**AIM OF THE TASK**
Could you print every record exactly as it stands?

**SUPPLIED ENTRIES**
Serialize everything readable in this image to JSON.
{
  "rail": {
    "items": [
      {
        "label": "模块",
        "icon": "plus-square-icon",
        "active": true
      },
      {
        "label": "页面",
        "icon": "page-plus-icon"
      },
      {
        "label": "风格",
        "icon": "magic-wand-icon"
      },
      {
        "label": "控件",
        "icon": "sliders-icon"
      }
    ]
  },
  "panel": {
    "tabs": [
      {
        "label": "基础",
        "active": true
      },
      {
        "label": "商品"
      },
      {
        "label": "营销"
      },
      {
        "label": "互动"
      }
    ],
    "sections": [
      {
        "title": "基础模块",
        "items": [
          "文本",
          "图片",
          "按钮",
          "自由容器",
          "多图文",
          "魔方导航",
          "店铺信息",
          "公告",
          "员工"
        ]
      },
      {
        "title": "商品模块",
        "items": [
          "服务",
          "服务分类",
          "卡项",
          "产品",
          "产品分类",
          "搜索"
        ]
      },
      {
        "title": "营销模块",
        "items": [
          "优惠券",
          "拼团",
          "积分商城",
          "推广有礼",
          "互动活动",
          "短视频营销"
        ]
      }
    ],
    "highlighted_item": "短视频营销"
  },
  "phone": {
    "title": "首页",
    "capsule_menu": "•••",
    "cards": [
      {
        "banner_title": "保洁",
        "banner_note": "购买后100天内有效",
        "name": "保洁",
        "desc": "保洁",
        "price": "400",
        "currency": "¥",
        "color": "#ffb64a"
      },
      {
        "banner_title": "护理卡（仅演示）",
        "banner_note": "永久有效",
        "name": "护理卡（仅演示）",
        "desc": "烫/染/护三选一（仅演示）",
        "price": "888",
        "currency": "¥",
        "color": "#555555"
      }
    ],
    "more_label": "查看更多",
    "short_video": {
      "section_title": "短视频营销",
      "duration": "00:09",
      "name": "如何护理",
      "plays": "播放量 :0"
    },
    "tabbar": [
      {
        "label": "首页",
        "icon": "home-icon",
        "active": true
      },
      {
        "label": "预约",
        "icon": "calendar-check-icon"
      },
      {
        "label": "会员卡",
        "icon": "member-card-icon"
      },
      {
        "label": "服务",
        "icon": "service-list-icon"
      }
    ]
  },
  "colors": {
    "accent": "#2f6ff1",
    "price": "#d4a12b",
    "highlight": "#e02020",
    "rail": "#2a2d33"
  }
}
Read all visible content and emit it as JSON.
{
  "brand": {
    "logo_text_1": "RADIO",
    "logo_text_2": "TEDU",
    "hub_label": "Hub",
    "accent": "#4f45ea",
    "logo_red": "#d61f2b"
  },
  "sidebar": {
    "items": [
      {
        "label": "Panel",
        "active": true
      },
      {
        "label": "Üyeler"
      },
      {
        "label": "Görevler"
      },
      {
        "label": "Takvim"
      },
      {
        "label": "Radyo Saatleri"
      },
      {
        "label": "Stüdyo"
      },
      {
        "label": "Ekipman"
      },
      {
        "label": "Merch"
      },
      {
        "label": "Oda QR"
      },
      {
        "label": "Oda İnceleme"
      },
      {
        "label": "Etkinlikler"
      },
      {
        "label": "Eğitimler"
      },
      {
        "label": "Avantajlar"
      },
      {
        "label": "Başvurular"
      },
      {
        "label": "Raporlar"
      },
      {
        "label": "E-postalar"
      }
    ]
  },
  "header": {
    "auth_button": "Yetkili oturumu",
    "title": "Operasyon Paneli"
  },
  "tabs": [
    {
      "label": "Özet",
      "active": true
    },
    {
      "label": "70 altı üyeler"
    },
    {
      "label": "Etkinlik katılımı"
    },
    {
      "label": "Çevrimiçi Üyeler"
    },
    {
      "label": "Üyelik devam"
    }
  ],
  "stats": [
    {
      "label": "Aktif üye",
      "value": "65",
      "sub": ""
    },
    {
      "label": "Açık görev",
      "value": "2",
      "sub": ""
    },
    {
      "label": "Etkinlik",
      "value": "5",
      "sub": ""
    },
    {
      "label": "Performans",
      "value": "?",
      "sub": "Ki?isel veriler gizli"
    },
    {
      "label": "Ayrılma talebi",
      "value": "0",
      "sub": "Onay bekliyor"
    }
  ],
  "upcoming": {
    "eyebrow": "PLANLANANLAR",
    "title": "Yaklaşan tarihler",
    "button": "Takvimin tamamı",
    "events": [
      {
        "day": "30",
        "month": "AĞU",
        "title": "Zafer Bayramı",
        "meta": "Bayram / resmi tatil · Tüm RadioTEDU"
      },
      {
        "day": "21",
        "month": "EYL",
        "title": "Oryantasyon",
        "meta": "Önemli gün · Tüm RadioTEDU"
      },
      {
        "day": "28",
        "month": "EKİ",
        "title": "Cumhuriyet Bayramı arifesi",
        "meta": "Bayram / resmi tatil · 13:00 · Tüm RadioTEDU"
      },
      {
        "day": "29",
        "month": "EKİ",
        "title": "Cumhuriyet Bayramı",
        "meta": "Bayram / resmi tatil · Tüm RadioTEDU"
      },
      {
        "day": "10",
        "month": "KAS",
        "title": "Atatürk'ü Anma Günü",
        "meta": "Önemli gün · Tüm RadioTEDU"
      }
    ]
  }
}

**RESPONSE BOX**
Serialize everything readable in this image to JSON.
{
  "rail": {
    "items": [
      {
        "label": "模块",
        "icon": "plus-square-icon",
        "active": true
      },
      {
        "label": "页面",
        "icon": "page-plus-icon"
      },
      {
        "label": "风格",
        "icon": "magic-wand-icon"
      },
      {
        "label": "控件",
        "icon": "sliders-icon"
      }
    ]
  },
  "panel": {
    "tabs": [
      {
        "label": "基础",
        "active": true
      },
      {
        "label": "商品"
      },
      {
        "label": "营销"
      },
      {
        "label": "互动"
      }
    ],
    "sections": [
      {
        "title": "基础模块",
        "items": [
          "文本",
          "图片",
          "按钮",
          "自由容器",
          "多图文",
          "魔方导航",
          "店铺信息",
          "公告",
          "员工"
        ]
      },
      {
        "title": "商品模块",
        "items": [
          "服务",
          "服务分类",
          "卡项",
          "产品",
          "产品分类",
          "搜索"
        ]
      },
      {
        "title": "营销模块",
        "items": [
          "优惠券",
          "拼团",
          "积分商城",
          "推广有礼",
          "互动活动",
          "短视频营销"
        ]
      }
    ],
    "highlighted_item": "短视频营销"
  },
  "phone": {
    "title": "首页",
    "capsule_menu": "•••",
    "cards": [
      {
        "banner_title": "保洁",
        "banner_note": "购买后100天内有效",
        "name": "保洁",
        "desc": "保洁",
        "price": "400",
        "currency": "¥",
        "color": "#ffb64a"
      },
      {
        "banner_title": "护理卡（仅演示）",
        "banner_note": "永久有效",
        "name": "护理卡（仅演示）",
        "desc": "烫/染/护三选一（仅演示）",
        "price": "888",
        "currency": "¥",
        "color": "#555555"
      }
    ],
    "more_label": "查看更多",
    "short_video": {
      "section_title": "短视频营销",
      "duration": "00:09",
      "name": "如何护理",
      "plays": "播放量 :0"
    },
    "tabbar": [
      {
        "label": "首页",
        "icon": "home-icon",
        "active": true
      },
      {
        "label": "预约",
        "icon": "calendar-check-icon"
      },
      {
        "label": "会员卡",
        "icon": "member-card-icon"
      },
      {
        "label": "服务",
        "icon": "service-list-icon"
      }
    ]
  },
  "colors": {
    "accent": "#2f6ff1",
    "price": "#d4a12b",
    "highlight": "#e02020",
    "rail": "#2a2d33"
  }
}
Read all visible content and emit it as JSON.
{
  "brand": {
    "logo_text_1": "RADIO",
    "logo_text_2": "TEDU",
    "hub_label": "Hub",
    "accent": "#4f45ea",
    "logo_red": "#d61f2b"
  },
  "sidebar": {
    "items": [
      {
        "label": "Panel",
        "active": true
      },
      {
        "label": "Üyeler"
      },
      {
        "label": "Görevler"
      },
      {
        "label": "Takvim"
      },
      {
        "label": "Radyo Saatleri"
      },
      {
        "label": "Stüdyo"
      },
      {
        "label": "Ekipman"
      },
      {
        "label": "Merch"
      },
      {
        "label": "Oda QR"
      },
      {
        "label": "Oda İnceleme"
      },
      {
        "label": "Etkinlikler"
      },
      {
        "label": "Eğitimler"
      },
      {
        "label": "Avantajlar"
      },
      {
        "label": "Başvurular"
      },
      {
        "label": "Raporlar"
      },
      {
        "label": "E-postalar"
      }
    ]
  },
  "header": {
    "auth_button": "Yetkili oturumu",
    "title": "Operasyon Paneli"
  },
  "tabs": [
    {
      "label": "Özet",
      "active": true
    },
    {
      "label": "70 altı üyeler"
    },
    {
      "label": "Etkinlik katılımı"
    },
    {
      "label": "Çevrimiçi Üyeler"
    },
    {
      "label": "Üyelik devam"
    }
  ],
  "stats": [
    {
      "label": "Aktif üye",
      "value": "65",
      "sub": ""
    },
    {
      "label": "Açık görev",
      "value": "2",
      "sub": ""
    },
    {
      "label": "Etkinlik",
      "value": "5",
      "sub": ""
    },
    {
      "label": "Performans",
      "value": "?",
      "sub": "Ki?isel veriler gizli"
    },
    {
      "label": "Ayrılma talebi",
      "value": "0",
      "sub": "Onay bekliyor"
    }
  ],
  "upcoming": {
    "eyebrow": "PLANLANANLAR",
    "title": "Yaklaşan tarihler",
    "button": "Takvimin tamamı",
    "events": [
      {
        "day": "30",
        "month": "AĞU",
        "title": "Zafer Bayramı",
        "meta": "Bayram / resmi tatil · Tüm RadioTEDU"
      },
      {
        "day": "21",
        "month": "EYL",
        "title": "Oryantasyon",
        "meta": "Önemli gün · Tüm RadioTEDU"
      },
      {
        "day": "28",
        "month": "EKİ",
        "title": "Cumhuriyet Bayramı arifesi",
        "meta": "Bayram / resmi tatil · 13:00 · Tüm RadioTEDU"
      },
      {
        "day": "29",
        "month": "EKİ",
        "title": "Cumhuriyet Bayramı",
        "meta": "Bayram / resmi tatil · Tüm RadioTEDU"
      },
      {
        "day": "10",
        "month": "KAS",
        "title": "Atatürk'ü Anma Günü",
        "meta": "Önemli gün · Tüm RadioTEDU"
      }
    ]
  }
}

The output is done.